gothamspotter From United States of America, joined Jan 2005, 586 posts, RR: 0 Posted (3 years 5 months 3 days 21 hours ago) and read 10201 times:
Boeing on Friday celebrated completion of its 1,000th 777 twin-engine, wide-body airliner. The 777-300ER will soon be delivered to Emirates as A6-EGO, and bears commemorative "1,000th 777" titles on the rear of the fuselage.
seabosdca From United States of America, joined Sep 2007, 6668 posts, RR: 7
Reply 14, posted (3 years 5 months 3 days 1 hour ago) and read 6590 times:
The best part is that the 777 program shows no signs of slowing down.
The 757 reached 1,050. The 767 is at 1,022 and counting, but won't make it too much farther as a civilian airliner. But with the 777X, the 777 is pretty much guaranteed 1,500 and has a very good shot at 2,000.
As a Seattle native who is partial to Boeing I hope the 787 program turns out the same way.
N471WN From United States of America, joined Dec 2003, 1720 posts, RR: 2
Reply 17, posted (3 years 5 months 3 days ago) and read 5833 times:
Quoting oksman (Reply 9): I think that PP-VRD (ex-RG) was scrapped, but PP-VRC is still stored somewhere (FRA?), not in service also. That would make 996 in service, or 99,6%.
Only 4 777's have left the world. Two were involved in non-fatal accidents (he British Air and Egypt Air incidents) and two have been scrapped----these were 26917 (8) and 27109 (19) and only 1 777 is in storage at Wallops Island awaitng a new owner and that is 27108 (17)
This is a remarkable achievement in two ways----no aircraft type I know of has hit 1,000 with not one human life lost and to have only 1 aircraft looking for a home is well simply amazing....
kaitak From Ireland, joined Aug 1999, 12932 posts, RR: 34
Reply 18, posted (3 years 5 months 3 days ago) and read 5774 times:
Quoting N471WN (Reply 17): This is a remarkable achievement in two ways----no aircraft type I know of has hit 1,000 with not one human life lost and to have only 1 aircraft looking for a home is well simply amazing....

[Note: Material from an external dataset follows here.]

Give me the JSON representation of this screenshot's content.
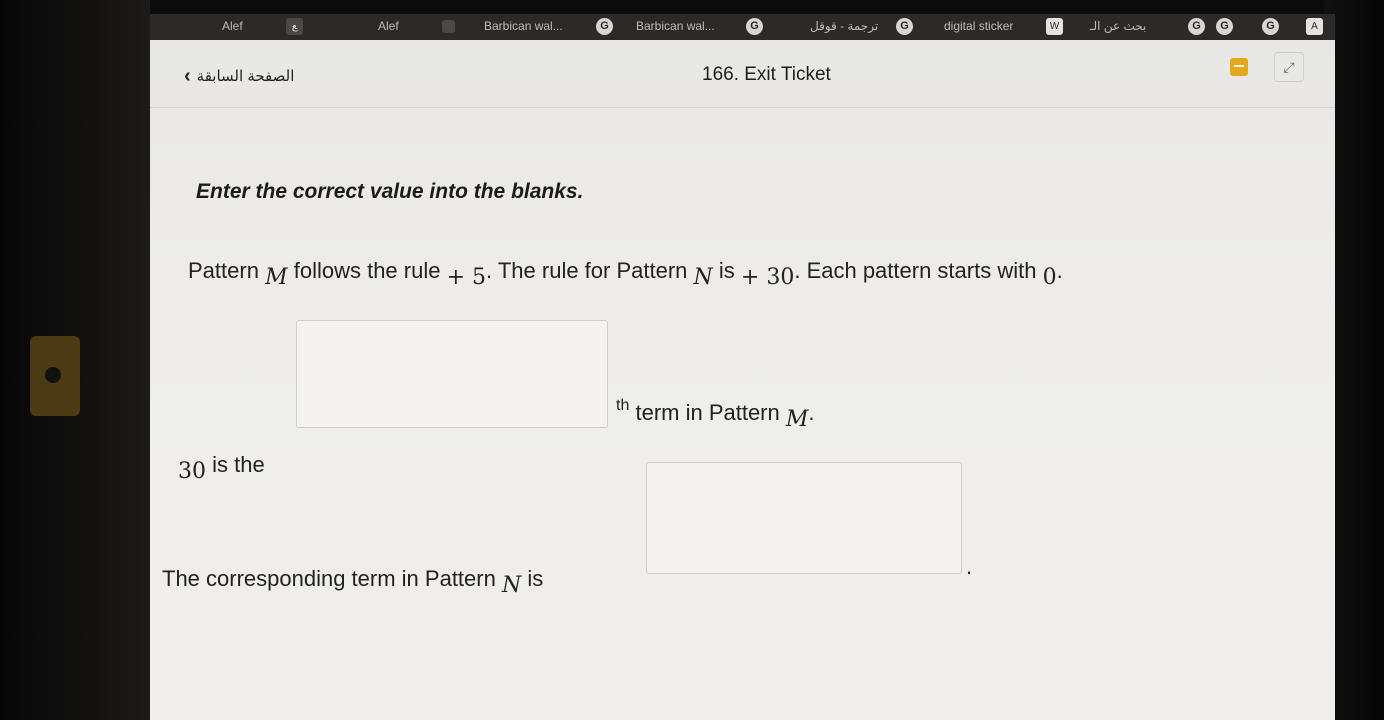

Quite true; a remarkable achievement - and long may it last. There's plenty of life left in the 777 and hopefully, Boeing (and EK!) will be launching the 777-8X/9X later this year.
MEA-707 From Netherlands, joined Nov 1999, 4456 posts, RR: 33
Reply 19, posted (3 years 5 months 2 days 23 hours ago) and read 5340 times:
Quoting N471WN (Reply 17): This is a remarkable achievement in two ways----no aircraft type I know of has hit 1,000 with not one human life lost
The Embraer 145/135 production line has built about 1140 without a single life lost of passengers and crew. But up to debate is if you have to count that a mid air by a 135BJ made a GOL 737 crash, at the time there were just 970 built.
Speaking of which, this september 2006 crash was the first fatal 737NG crash, at the time there were about 2050 built
nobody has ever died from hard work, but why take the risk?
dairbus From United States of America, joined Nov 2003, 596 posts, RR: 2
Reply 23, posted (3 years 5 months 2 days 10 hours ago) and read 4203 times:
I visited Everett on February 7th and saw on the assembly line during the Boeing tour. It's great to see the 777 program reach this milestone. Although it's an apple to oranges comparison, it's interesting the it took almost 25 years for the 747 to reach 1000 examples but the 777 has done it in less than 18.
I have visited the Everett plant five times now. My first visit was back in May of 1993 and I saw the 1000th 747 being built, 9V-SMU for Singapore Airlines. As an aviation enthusiast, I am happy to have seen the 1000th example of the two great aircraft being built almost 20 years apart.